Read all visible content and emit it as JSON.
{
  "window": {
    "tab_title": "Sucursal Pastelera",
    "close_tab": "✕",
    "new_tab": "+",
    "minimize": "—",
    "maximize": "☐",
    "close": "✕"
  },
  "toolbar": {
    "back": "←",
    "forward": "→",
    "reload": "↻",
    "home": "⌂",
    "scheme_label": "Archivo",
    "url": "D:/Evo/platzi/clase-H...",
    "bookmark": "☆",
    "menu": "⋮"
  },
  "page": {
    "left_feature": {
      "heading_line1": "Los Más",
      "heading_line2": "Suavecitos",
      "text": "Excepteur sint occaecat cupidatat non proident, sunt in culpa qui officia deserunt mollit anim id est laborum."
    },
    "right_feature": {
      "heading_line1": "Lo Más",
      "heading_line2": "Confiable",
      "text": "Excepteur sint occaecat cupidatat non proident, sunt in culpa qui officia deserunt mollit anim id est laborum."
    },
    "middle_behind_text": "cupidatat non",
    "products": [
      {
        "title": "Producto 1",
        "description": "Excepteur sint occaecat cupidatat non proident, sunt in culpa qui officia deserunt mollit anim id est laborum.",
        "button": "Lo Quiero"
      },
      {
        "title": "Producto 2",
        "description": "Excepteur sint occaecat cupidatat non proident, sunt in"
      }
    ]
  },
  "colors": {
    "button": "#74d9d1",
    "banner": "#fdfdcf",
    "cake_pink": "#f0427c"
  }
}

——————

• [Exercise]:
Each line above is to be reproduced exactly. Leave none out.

• [Answer box]:
Read all visible content and emit it as JSON.
{
  "window": {
    "tab_title": "Sucursal Pastelera",
    "close_tab": "✕",
    "new_tab": "+",
    "minimize": "—",
    "maximize": "☐",
    "close": "✕"
  },
  "toolbar": {
    "back": "←",
    "forward": "→",
    "reload": "↻",
    "home": "⌂",
    "scheme_label": "Archivo",
    "url": "D:/Evo/platzi/clase-H...",
    "bookmark": "☆",
    "menu": "⋮"
  },
  "page": {
    "left_feature": {
      "heading_line1": "Los Más",
      "heading_line2": "Suavecitos",
      "text": "Excepteur sint occaecat cupidatat non proident, sunt in culpa qui officia deserunt mollit anim id est laborum."
    },
    "right_feature": {
      "heading_line1": "Lo Más",
      "heading_line2": "Confiable",
      "text": "Excepteur sint occaecat cupidatat non proident, sunt in culpa qui officia deserunt mollit anim id est laborum."
    },
    "middle_behind_text": "cupidatat non",
    "products": [
      {
        "title": "Producto 1",
        "description": "Excepteur sint occaecat cupidatat non proident, sunt in culpa qui officia deserunt mollit anim id est laborum.",
        "button": "Lo Quiero"
      },
      {
        "title": "Producto 2",
        "description": "Excepteur sint occaecat cupidatat non proident, sunt in"
      }
    ]
  },
  "colors": {
    "button": "#74d9d1",
    "banner": "#fdfdcf",
    "cake_pink": "#f0427c"
  }
}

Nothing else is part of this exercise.